App and web page records:
☆ ☆ ☆ ☆

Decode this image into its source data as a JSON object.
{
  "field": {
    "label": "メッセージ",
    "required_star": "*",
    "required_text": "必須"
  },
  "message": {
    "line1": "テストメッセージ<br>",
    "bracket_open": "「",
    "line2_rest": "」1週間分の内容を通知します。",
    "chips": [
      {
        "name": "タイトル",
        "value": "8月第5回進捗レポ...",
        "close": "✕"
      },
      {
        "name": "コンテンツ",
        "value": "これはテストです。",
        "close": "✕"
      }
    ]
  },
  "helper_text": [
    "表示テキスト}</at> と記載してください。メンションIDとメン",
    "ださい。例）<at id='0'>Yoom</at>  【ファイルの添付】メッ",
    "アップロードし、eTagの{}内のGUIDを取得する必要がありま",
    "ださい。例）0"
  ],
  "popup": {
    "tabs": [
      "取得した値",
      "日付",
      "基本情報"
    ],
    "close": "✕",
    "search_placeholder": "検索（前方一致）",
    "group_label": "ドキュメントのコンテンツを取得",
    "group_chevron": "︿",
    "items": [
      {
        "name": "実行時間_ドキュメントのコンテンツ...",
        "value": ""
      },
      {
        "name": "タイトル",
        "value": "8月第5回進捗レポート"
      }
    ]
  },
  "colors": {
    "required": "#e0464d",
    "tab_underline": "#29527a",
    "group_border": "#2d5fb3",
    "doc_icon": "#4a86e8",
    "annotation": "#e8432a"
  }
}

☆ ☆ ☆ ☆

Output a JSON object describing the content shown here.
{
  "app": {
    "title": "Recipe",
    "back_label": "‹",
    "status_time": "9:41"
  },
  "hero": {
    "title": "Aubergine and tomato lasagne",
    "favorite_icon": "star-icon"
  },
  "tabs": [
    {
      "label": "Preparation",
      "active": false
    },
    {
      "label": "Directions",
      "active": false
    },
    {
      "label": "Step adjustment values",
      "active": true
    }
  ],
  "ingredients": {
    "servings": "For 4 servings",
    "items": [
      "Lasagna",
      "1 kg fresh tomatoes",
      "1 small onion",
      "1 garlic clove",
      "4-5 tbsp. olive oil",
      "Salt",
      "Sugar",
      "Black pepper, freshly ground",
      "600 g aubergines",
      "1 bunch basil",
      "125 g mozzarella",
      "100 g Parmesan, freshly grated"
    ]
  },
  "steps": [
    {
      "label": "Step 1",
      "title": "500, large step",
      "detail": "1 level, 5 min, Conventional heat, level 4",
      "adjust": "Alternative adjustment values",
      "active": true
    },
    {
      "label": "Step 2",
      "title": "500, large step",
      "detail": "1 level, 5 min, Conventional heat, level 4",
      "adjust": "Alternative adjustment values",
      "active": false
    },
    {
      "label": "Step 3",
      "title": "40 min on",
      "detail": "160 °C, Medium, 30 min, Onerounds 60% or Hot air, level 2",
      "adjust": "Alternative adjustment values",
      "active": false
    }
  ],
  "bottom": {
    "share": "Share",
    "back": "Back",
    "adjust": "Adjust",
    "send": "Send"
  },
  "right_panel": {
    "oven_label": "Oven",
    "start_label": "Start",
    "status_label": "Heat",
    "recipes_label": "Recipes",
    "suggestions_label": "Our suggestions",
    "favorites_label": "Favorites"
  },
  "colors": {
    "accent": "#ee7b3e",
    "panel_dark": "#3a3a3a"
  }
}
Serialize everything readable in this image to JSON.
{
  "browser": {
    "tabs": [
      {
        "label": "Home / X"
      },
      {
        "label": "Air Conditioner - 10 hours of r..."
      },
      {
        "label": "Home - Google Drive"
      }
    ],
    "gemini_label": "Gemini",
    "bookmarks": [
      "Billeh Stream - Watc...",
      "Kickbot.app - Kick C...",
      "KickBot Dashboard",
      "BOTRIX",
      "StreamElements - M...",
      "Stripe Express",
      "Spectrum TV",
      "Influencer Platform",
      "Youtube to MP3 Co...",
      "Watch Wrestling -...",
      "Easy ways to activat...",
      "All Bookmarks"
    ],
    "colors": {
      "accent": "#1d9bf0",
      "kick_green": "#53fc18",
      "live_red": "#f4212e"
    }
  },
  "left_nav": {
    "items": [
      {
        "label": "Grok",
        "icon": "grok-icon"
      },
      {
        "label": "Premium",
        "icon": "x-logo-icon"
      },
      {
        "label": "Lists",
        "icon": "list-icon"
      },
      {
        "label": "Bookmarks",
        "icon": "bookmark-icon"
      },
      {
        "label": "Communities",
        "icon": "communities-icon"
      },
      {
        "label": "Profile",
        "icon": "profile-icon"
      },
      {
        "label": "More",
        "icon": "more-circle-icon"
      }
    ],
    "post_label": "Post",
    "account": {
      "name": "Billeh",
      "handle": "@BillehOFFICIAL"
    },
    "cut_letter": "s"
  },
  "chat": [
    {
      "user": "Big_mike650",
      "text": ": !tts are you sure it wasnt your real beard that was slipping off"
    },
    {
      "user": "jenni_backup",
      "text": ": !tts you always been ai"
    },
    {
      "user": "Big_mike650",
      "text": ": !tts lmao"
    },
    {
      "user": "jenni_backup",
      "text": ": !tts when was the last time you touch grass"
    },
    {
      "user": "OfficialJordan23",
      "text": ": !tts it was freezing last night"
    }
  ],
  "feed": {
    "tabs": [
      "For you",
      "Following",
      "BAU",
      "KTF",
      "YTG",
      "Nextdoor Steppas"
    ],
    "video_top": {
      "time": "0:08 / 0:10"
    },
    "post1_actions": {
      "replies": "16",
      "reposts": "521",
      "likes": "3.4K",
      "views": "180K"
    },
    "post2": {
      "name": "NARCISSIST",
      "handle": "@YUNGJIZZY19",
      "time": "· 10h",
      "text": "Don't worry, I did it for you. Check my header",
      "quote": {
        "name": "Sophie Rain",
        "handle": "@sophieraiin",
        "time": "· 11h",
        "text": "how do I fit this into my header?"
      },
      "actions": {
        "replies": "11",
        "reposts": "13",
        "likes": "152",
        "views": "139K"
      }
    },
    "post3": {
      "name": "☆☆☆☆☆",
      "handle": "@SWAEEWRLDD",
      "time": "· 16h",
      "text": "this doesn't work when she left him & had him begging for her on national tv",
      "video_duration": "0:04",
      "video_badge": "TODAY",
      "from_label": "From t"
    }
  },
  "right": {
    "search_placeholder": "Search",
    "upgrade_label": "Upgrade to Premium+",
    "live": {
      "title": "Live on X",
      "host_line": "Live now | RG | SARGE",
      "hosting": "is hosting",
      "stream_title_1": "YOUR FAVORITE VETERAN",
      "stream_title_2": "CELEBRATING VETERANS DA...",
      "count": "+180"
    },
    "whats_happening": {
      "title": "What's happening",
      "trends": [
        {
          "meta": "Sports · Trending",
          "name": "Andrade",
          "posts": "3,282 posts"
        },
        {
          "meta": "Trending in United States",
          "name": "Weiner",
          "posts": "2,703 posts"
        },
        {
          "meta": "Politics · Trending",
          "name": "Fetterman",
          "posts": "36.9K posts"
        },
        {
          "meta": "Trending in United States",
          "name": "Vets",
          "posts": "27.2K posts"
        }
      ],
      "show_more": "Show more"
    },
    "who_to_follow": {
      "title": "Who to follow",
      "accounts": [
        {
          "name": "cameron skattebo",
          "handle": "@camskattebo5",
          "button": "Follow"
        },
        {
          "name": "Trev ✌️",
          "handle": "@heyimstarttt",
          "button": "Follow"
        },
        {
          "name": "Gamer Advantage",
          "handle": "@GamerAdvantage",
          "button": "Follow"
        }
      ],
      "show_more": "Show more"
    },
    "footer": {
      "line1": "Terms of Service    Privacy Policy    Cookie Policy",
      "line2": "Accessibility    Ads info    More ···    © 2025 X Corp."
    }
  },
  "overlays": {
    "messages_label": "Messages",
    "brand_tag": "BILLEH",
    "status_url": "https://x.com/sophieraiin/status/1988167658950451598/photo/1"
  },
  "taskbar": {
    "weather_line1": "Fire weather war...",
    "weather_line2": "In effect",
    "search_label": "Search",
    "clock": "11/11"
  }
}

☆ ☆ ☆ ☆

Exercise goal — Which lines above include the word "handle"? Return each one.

Task output —
      "handle": "@BillehOFFICIAL"
      "handle": "@YUNGJIZZY19",
        "handle": "@sophieraiin",
      "handle": "@SWAEEWRLDD",
          "handle": "@camskattebo5",
          "handle": "@heyimstarttt",
          "handle": "@GamerAdvantage",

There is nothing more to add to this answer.